Excerpted data >>
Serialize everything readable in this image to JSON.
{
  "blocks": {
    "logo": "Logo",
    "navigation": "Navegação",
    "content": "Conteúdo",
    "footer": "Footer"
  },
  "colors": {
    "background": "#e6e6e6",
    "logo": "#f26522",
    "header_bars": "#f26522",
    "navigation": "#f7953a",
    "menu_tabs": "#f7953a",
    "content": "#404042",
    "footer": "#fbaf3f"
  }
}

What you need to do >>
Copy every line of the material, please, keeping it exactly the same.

Solution to the problem >>
Serialize everything readable in this image to JSON.
{
  "blocks": {
    "logo": "Logo",
    "navigation": "Navegação",
    "content": "Conteúdo",
    "footer": "Footer"
  },
  "colors": {
    "background": "#e6e6e6",
    "logo": "#f26522",
    "header_bars": "#f26522",
    "navigation": "#f7953a",
    "menu_tabs": "#f7953a",
    "content": "#404042",
    "footer": "#fbaf3f"
  }
}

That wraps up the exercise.